This article is taken from the October 26, 2023 USDA Grain Transportation Report.

On Sunday (October 22) at midnight, a strike by Canadian Seaway workers shut down the St. Lawrence Seaway System (Seaway). The strike comes as the St. Lawrence Seaway Management Corporation (SLSMC) and UNIFOR, the union representing Canadian Seaway workers, failed to reach an agreement on wages. Talks are set to resume Friday (October 27).

Although the strike does not include American Seaway workers, the Seaway’s two American locks are also closed to traffic because the locks operate as one system. According to SLSMC, no vessels are waiting to exit the system, but the closures will affect over 100 vessels outside the system. The Seaway is a binational system made up of 15 locks (13 are operated in Canada; 2 in the United States) that connect the Great Lakes to the Atlantic Ocean.

According to SLSMC, 1.3 million metric tons of U.S. grain transited the Seaway in 2022 (about 1% of total U.S. grain exports). In terms of volume, more grain is exported out of the Duluth-Superior harbor than any other commodity.
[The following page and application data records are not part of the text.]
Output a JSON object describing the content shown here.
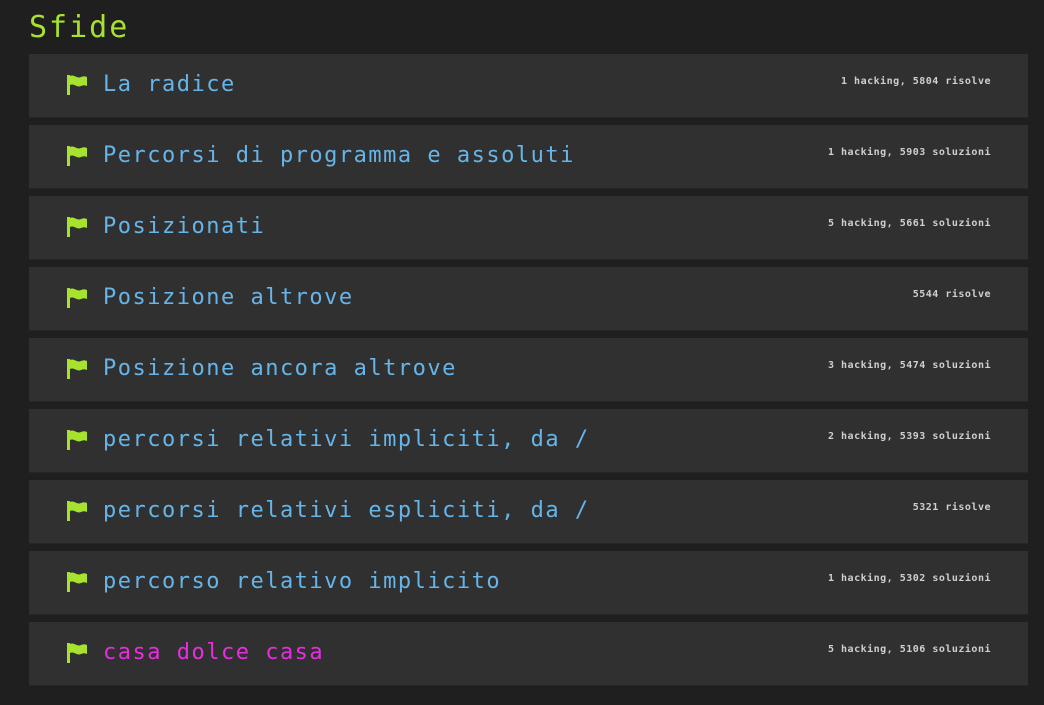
{
  "page": {
    "title": "Sfide"
  },
  "colors": {
    "title": "#a6e22e",
    "flag": "#a6e22e",
    "link": "#66b5e9",
    "link_active": "#e62ee0",
    "meta": "#cfcfcf",
    "background": "#1f1f1f",
    "card": "#303030"
  },
  "challenges": [
    {
      "title": "La radice",
      "meta": "1 hacking, 5804 risolve",
      "icon": "flag-icon",
      "active": false
    },
    {
      "title": "Percorsi di programma e assoluti",
      "meta": "1 hacking, 5903 soluzioni",
      "icon": "flag-icon",
      "active": false
    },
    {
      "title": "Posizionati",
      "meta": "5 hacking, 5661 soluzioni",
      "icon": "flag-icon",
      "active": false
    },
    {
      "title": "Posizione altrove",
      "meta": "5544 risolve",
      "icon": "flag-icon",
      "active": false
    },
    {
      "title": "Posizione ancora altrove",
      "meta": "3 hacking, 5474 soluzioni",
      "icon": "flag-icon",
      "active": false
    },
    {
      "title": "percorsi relativi impliciti, da /",
      "meta": "2 hacking, 5393 soluzioni",
      "icon": "flag-icon",
      "active": false
    },
    {
      "title": "percorsi relativi espliciti, da /",
      "meta": "5321 risolve",
      "icon": "flag-icon",
      "active": false
    },
    {
      "title": "percorso relativo implicito",
      "meta": "1 hacking, 5302 soluzioni",
      "icon": "flag-icon",
      "active": false
    },
    {
      "title": "casa dolce casa",
      "meta": "5 hacking, 5106 soluzioni",
      "icon": "flag-icon",
      "active": true
    }
  ]
}
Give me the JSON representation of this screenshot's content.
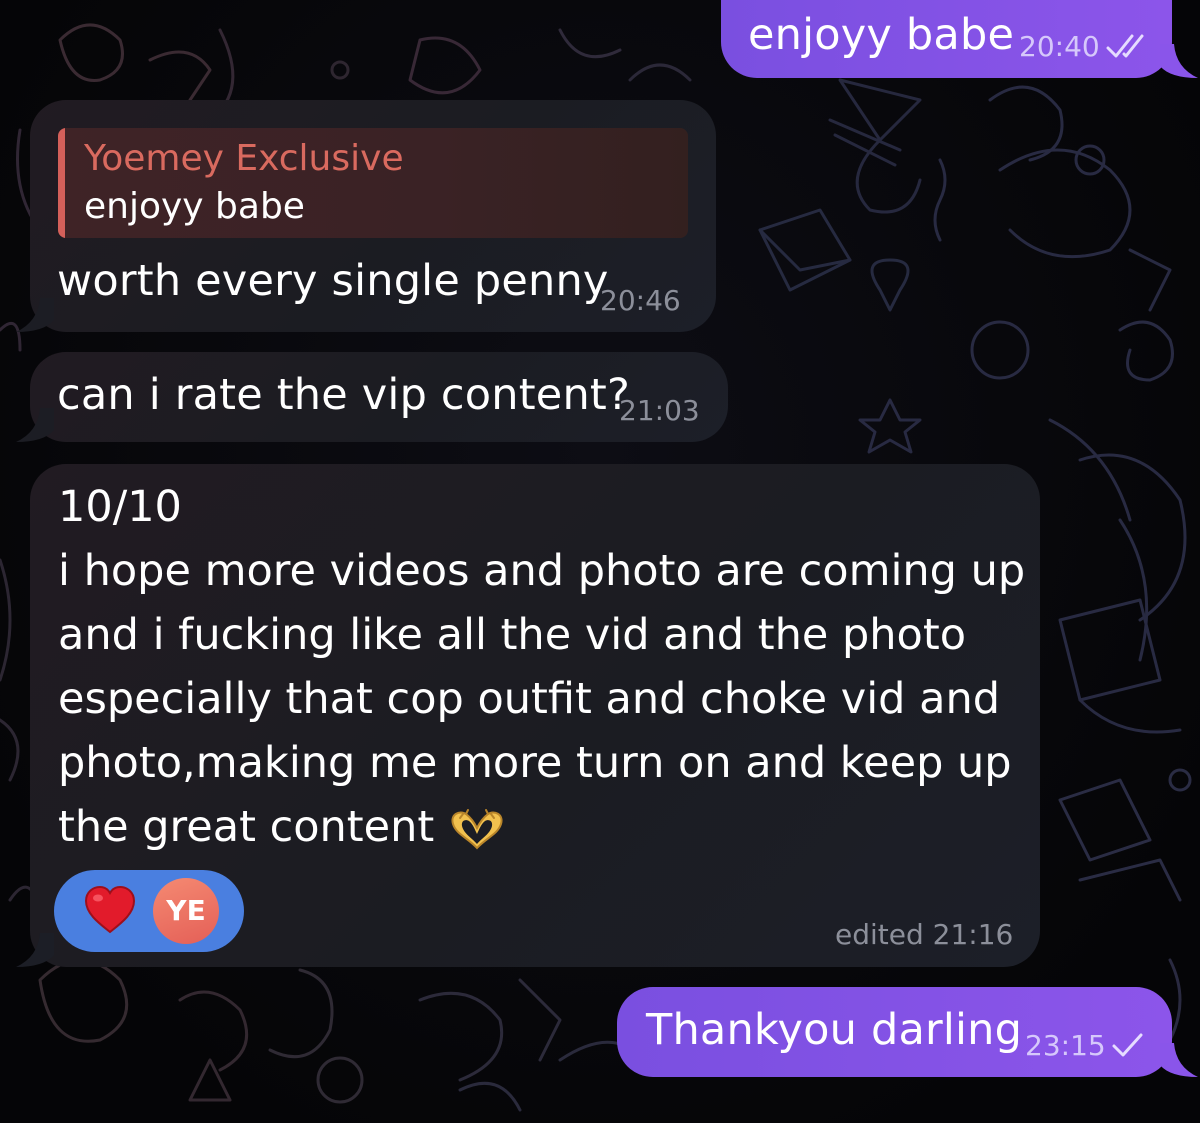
{
  "colors": {
    "outgoing_bubble": "#8455e8",
    "incoming_bubble": "#1d1c23",
    "reply_accent": "#d4605a",
    "reaction_pill": "#4a7fe0",
    "avatar": "#e86b5e"
  },
  "messages": [
    {
      "direction": "outgoing",
      "text": "enjoyy babe",
      "time": "20:40",
      "status_icon": "double-check-icon"
    },
    {
      "direction": "incoming",
      "reply_to": {
        "sender": "Yoemey Exclusive",
        "text": "enjoyy babe"
      },
      "text": "worth every single penny",
      "time": "20:46"
    },
    {
      "direction": "incoming",
      "text": "can i rate the vip content?",
      "time": "21:03"
    },
    {
      "direction": "incoming",
      "lines": [
        "10/10",
        "i hope more videos and photo are coming up",
        "and i fucking like all the vid and the photo",
        "especially that cop outfit and choke vid and",
        "photo,making me more turn on and keep up",
        "the great content"
      ],
      "emoji": "heart-hands-icon",
      "reactions": [
        {
          "type": "emoji",
          "icon": "red-heart-icon"
        },
        {
          "type": "avatar",
          "initials": "YE"
        }
      ],
      "time": "edited 21:16"
    },
    {
      "direction": "outgoing",
      "text": "Thankyou darling",
      "time": "23:15",
      "status_icon": "single-check-icon"
    }
  ]
}
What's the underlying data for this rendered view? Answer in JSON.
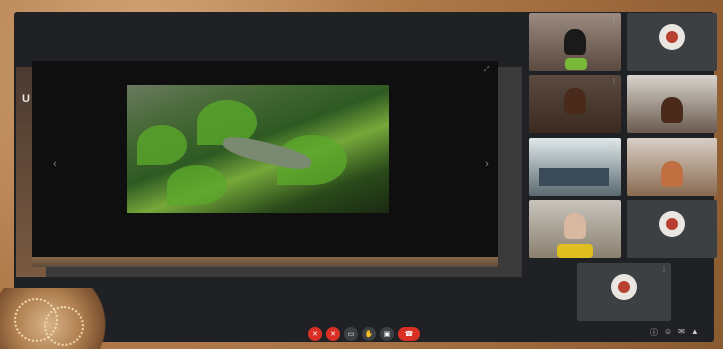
{
  "stage": {
    "left_label": "U",
    "caption": "",
    "nav_prev": "‹",
    "nav_next": "›"
  },
  "participants": [
    {
      "kind": "video",
      "name": ""
    },
    {
      "kind": "avatar",
      "name": ""
    },
    {
      "kind": "video",
      "name": ""
    },
    {
      "kind": "video",
      "name": ""
    },
    {
      "kind": "video",
      "name": ""
    },
    {
      "kind": "video",
      "name": ""
    },
    {
      "kind": "video",
      "name": ""
    },
    {
      "kind": "avatar",
      "name": ""
    },
    {
      "kind": "avatar",
      "name": ""
    }
  ],
  "controls": {
    "mic_icon": "mic-off-icon",
    "camera_icon": "camera-off-icon",
    "end_icon": "call-end-icon"
  },
  "colors": {
    "accent_red": "#d93025",
    "meet_bg": "#202124",
    "tile_bg": "#3c4043"
  }
}
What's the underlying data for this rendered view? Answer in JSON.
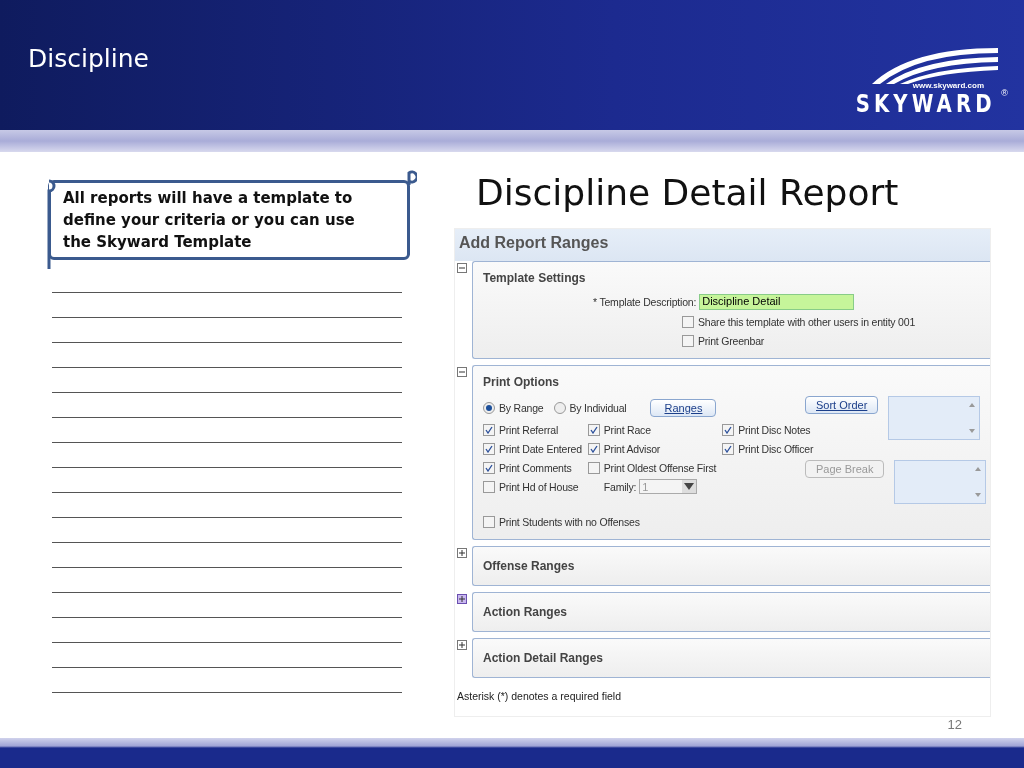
{
  "slide": {
    "title": "Discipline",
    "logo": {
      "url": "www.skyward.com",
      "name": "SKYWARD",
      "mark": "®"
    },
    "callout": "All reports will have a template to define your criteria or you can use the Skyward Template",
    "heading": "Discipline Detail Report",
    "page_number": "12"
  },
  "screenshot": {
    "title": "Add Report Ranges",
    "sections": [
      {
        "kind": "template",
        "title": "Template Settings",
        "expanded": true,
        "hovered": false,
        "required_mark": "*",
        "field_label": "Template Description:",
        "field_value": "Discipline Detail",
        "checkboxes": [
          {
            "label": "Share this template with other users in entity 001",
            "checked": false
          },
          {
            "label": "Print Greenbar",
            "checked": false
          }
        ]
      },
      {
        "kind": "print",
        "title": "Print Options",
        "expanded": true,
        "hovered": false,
        "radios": [
          {
            "label": "By Range",
            "selected": true
          },
          {
            "label": "By Individual",
            "selected": false
          }
        ],
        "ranges_button": "Ranges",
        "columns": [
          {
            "items": [
              {
                "kind": "checkbox",
                "label": "Print Referral",
                "checked": true
              },
              {
                "kind": "checkbox",
                "label": "Print Date Entered",
                "checked": true
              },
              {
                "kind": "checkbox",
                "label": "Print Comments",
                "checked": true
              },
              {
                "kind": "checkbox",
                "label": "Print Hd of House",
                "checked": false
              }
            ]
          },
          {
            "items": [
              {
                "kind": "checkbox",
                "label": "Print Race",
                "checked": true
              },
              {
                "kind": "checkbox",
                "label": "Print Advisor",
                "checked": true
              },
              {
                "kind": "checkbox",
                "label": "Print Oldest Offense First",
                "checked": false
              },
              {
                "kind": "select",
                "label": "Family:",
                "value": "1",
                "disabled": true
              }
            ]
          },
          {
            "items": [
              {
                "kind": "checkbox",
                "label": "Print Disc Notes",
                "checked": true
              },
              {
                "kind": "checkbox",
                "label": "Print Disc Officer",
                "checked": true
              }
            ]
          }
        ],
        "bottom_checkbox": {
          "label": "Print Students with no Offenses",
          "checked": false
        },
        "side_buttons": [
          {
            "label": "Sort Order",
            "disabled": false
          },
          {
            "label": "Page Break",
            "disabled": true
          }
        ]
      },
      {
        "kind": "collapsed",
        "title": "Offense Ranges",
        "expanded": false,
        "hovered": false
      },
      {
        "kind": "collapsed",
        "title": "Action Ranges",
        "expanded": false,
        "hovered": true
      },
      {
        "kind": "collapsed",
        "title": "Action Detail Ranges",
        "expanded": false,
        "hovered": false
      }
    ],
    "footnote": "Asterisk (*) denotes a required field"
  }
}
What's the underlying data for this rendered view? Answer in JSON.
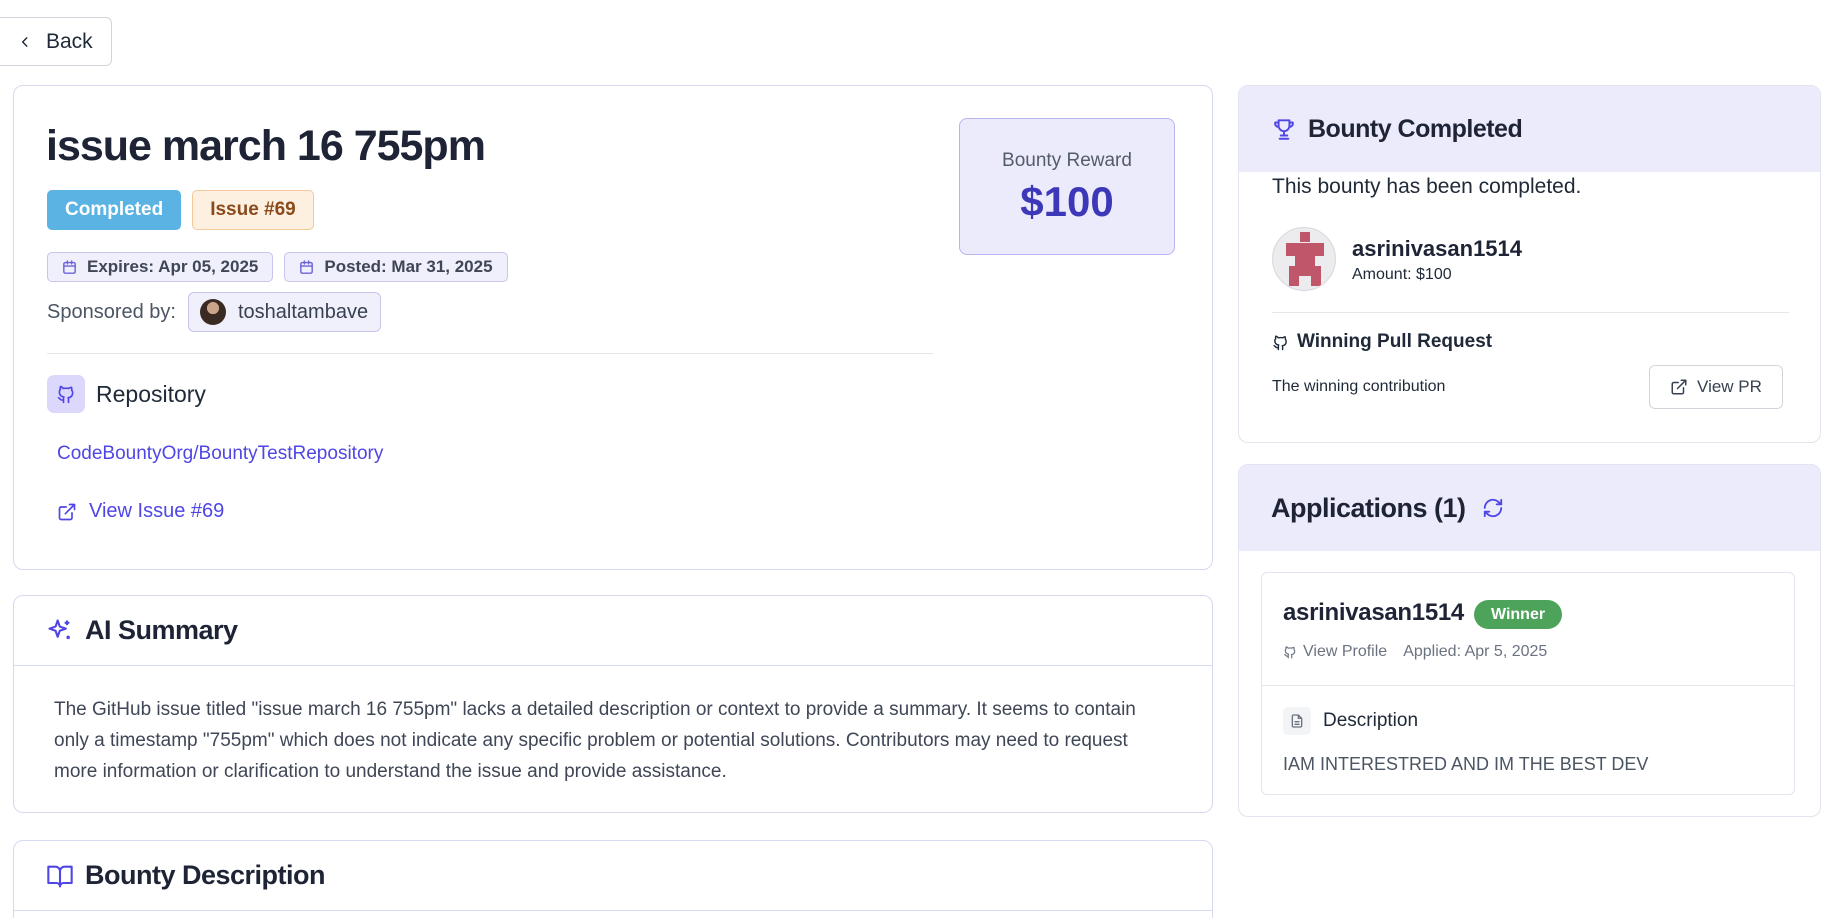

Several ships that are scheduled to pick up grain for export from Duluth this fall will be unable to do so unless the strike ends.